). There's also the odd moment in just about any lyrical song in the game where you notice rather unintentional innuendos as heard in Team Rose's theme with the line "Follow me inside, outside, through the stratosphere
" or Team Sonic's theme with "The best thing's in each other
" or "So much better than alone
", which I'm sure furry-slash-fiction writers must have just loved
. The Gamecube version, which I conducted this review on, also has some problems with storage space. With a few voice clips omitted from the game to save space.
Yes, kick that fax machine--I mean Metal Sonic. Smash it good.
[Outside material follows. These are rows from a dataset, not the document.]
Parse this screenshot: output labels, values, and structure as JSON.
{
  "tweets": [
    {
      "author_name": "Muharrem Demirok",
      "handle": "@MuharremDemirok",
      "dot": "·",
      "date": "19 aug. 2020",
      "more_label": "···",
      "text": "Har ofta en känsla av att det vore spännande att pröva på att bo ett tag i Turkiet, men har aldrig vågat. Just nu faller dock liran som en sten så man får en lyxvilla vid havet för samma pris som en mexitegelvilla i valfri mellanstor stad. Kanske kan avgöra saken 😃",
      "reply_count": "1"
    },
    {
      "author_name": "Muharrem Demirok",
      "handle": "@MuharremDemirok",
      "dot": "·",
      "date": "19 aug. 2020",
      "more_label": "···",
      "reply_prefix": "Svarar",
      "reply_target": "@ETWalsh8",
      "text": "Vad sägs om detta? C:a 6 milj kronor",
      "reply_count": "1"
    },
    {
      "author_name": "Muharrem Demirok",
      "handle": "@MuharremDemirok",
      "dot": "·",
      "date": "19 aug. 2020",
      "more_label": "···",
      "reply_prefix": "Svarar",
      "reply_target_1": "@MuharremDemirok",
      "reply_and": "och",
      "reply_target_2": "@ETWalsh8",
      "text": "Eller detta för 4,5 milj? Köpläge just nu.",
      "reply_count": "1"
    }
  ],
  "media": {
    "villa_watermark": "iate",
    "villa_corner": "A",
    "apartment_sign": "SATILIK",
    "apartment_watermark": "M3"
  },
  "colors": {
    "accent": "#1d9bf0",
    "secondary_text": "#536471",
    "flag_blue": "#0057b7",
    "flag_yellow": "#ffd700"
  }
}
Sonic Heroes then is a mash together of poor design ideas, mixed with a pretty weak gameplay concept with a poor story, poor camera controls, lacklustre visuals and an underwhelming soundtrack. It's a pretty big disappointment which continued SEGA's conquest to remove control away from the player where-ever it could to mask the fact the gameplay sucked, was a rushed title designed to accumulate easy-money, riding on the back of a popular video game franchise and offered very little to the series. I didn't understand why critics panned this game back in 2004, although that's not saying much considering Metacritic
has the Xbox version of the game at 73/100, a definite "average" score, you can bet now in 2011 I understand why the game sucks so badly. If this game wasn't at the the start of the declining era of Sonic, then this game perhaps wouldn't have the benefit of a doubt it had back then. But perhaps most worryingly, it keeps getting worse from here-on in.